Thirty-eight-year-old Tong, 41-year-old To and a 17-year-old female surnamed Lee were accused of taking part in a riot in Sheung Wan on July 28 last year. They were among the first to formally face the colonial-era charge in connection with the year-long pro-democracy protest movement, triggered by a now-axed extradition bill. The trio pleaded not guilty.
The couple wedded in a public ceremony days after they received the charges last August.
Rioting carries a maximum penalty of ten years’ imprisonment under the Public Order Ordinance but is limited to seven years when handled by the District Court.
In his judgment, District Judge Anthony Kwok wrote the three defendants – who all wore black at the time of their arrest – had dressed and behaved “suspiciously.” According to the prosecution, police stopped the trio on Sai Yuen Lane while protesters fled from tear gas during a dispersal operation in the Sai Wan area.
During their arrests, police found a helmet, respirator, pair of gloves, saline solution and a radio apparatus on Tong. To was wearing a helmet and respirator, and carried goggles, gloves, saline solution, a hiking stick and a radio apparatus in her bag. Lee was wearing a helmet and carried a face mask and umbrella in her backpack.
Kwok said, unlike previous rioting cases, the case lacked direct evidence and the prosecution was “completely relying on circumstantial evidence.”
Kwok said based on the submitted evidence, the court could not determine whether the couple – not married at the time – and Lee had “gathered” with protesters on Des Voeux Road West before their arrests due to insufficient evidence.

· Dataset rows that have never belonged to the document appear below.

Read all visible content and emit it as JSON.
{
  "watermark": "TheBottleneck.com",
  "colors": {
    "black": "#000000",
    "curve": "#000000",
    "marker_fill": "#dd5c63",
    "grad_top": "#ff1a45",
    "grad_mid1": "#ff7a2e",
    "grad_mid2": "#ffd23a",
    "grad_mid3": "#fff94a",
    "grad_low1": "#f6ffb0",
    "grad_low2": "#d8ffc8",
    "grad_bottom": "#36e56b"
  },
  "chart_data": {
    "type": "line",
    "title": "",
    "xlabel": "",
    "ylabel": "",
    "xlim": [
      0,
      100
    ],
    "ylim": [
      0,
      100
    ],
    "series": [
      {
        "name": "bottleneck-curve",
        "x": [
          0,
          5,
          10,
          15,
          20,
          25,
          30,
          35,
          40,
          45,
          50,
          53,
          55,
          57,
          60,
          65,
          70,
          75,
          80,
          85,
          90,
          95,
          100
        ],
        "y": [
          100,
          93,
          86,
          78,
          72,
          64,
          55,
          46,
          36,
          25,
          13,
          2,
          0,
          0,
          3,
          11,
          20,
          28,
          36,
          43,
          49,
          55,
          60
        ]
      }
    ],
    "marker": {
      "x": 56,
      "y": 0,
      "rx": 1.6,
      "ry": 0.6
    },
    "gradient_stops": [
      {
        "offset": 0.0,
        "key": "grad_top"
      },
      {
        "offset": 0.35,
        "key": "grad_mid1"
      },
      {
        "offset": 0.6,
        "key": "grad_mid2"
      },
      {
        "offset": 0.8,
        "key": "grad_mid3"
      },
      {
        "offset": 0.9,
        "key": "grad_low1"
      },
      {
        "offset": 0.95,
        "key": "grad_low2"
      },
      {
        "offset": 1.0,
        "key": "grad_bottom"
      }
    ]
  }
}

The court disagreed with the prosecution which argued the trio had a “common plan to commit crimes” with people who congregated in the area, regardless of whether they had appeared on the street in Sheung Wan.
“Somehow the prosecution in its statement only emphasised that people needed to have a ‘common purpose’ in order to gather, but said nothing of the requirement for the offender to ‘gather’ at the scene of a riot in order to breach social peace,” the verdict read. “The statement has neglected this important feature and has a fallacy of composition.”
Kwok accepted Lee’s testimony which said she was only watching the protest with her friends and did not take part in the unlawful assembly. The teenager told the court she felt unwell owing to the tear gas, but Tong and To – whom she did not know – helped her wash her eyes.
The court deemed the prosecution could not prove, beyond a reasonable doubt, that the then-16-year-old had a “common plan to commit crimes” in joining the riot or illegal assembly.
Tong and To were convicted on a separate count of possession of an apparatus for radiocommunications without a license. They were each fined HK$10,000.
When delivering his verdict, Kwok said the ruling only reflected the condition of the presented evidence related to this case. He said it was based on the common law principles of the “benefit of the doubt” and the “Blackstone’s ratio” – a legal concept that suggests it is better to let guilty people escape than allow one innocent person to suffer.
Tong, To and Lee became emotional after hearing the verdict, and they gave each other a hug while To cried, according to local media. Their supporters reportedly clapped and cried at court upon being informed that the trio had been acquitted.